Want a child who asks for celery sticks, quinoa,
and peppers? Brussels sprouts and rice with curry?
Introducing healthy foods alongside proven favorites
is a wonderful way to get kids to try new tastes.
“It’s important for children to develop a positive
relationship with food at a young age,” said Stevensville
pediatrician, Thomas Schomaker, DO. “By emphasizing
variety, education, and routine, you can help your little
one develop a deep appreciation for healthy foods.”
Read on for helpful tips on raising explorative and
Name those foods
Nutrition education is critical. Help your child
become more involved in grocery shopping,
cooking, and learning the colors of foods.
This can spark an interest in new foods—and a
willingness to try them.
Keep in mind that kids who help prepare food
are also more likely to eat fruits and vegetables.
Proper nutrition education can ultimately increase
your child’s willingness to try new tastes.
Expose your kids to foods
Expose infants and children to various foods
consistently. This helps decrease the likelihood
of a child having a hard time with foods. With
consistent exposure, you’re teaching about
different flavors, textures, and cultures.
Remember, consistency is critical. When kids
are continually given the same thing repeatedly,
it’s unlikely they’ll try new things when presented
with it—especially when children are struggling
with sensory or behavioral troubles. Be consistent
about being different.
A routine can help children become more open
to different foods. When you provide family
dinners and a routine of meals or snacks, children
know what to expect.
This may help ease the anxiety in any situation.
It’s also important to eliminate distractions
at mealtime—which means no electronics at
"We all eat it"
Ever heard that saying that kids hear half of
what you say and do 100% of what you do? It’s
true with food, too. Children who see adults eat
various foods and try new foods are more likely
to do the same.
If your child is still hungry but isn’t enjoying
some of the news foods you’ve offered, let them
have a “No, thank you” bite. When your little
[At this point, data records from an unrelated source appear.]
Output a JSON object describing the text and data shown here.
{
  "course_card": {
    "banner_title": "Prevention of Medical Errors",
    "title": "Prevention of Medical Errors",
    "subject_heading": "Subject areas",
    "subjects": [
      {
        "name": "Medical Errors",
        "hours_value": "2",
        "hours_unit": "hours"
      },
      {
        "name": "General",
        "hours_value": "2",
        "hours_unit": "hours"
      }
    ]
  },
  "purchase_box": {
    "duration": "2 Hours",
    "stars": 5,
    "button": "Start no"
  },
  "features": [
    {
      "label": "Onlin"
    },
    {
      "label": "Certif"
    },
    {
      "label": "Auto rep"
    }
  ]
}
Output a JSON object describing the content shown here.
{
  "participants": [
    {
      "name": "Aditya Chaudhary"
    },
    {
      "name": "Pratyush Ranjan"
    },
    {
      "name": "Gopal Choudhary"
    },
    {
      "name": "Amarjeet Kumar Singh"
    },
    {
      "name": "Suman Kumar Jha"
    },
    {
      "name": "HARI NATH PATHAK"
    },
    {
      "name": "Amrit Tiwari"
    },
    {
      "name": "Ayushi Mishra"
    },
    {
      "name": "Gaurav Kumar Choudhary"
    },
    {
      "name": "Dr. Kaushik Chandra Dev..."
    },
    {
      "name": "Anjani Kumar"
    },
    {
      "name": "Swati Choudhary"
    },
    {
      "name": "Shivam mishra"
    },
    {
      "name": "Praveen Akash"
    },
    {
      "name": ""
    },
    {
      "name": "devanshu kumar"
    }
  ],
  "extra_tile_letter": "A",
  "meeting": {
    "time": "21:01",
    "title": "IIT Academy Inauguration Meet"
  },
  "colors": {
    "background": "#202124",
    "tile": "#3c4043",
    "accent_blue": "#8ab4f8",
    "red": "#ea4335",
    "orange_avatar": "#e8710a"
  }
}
one tries a bite of food and doesn’t like it, allow
them to say “No, thank you,” and then go on
to have more of their favorite item. Or if they
prefer, excuse them from eating.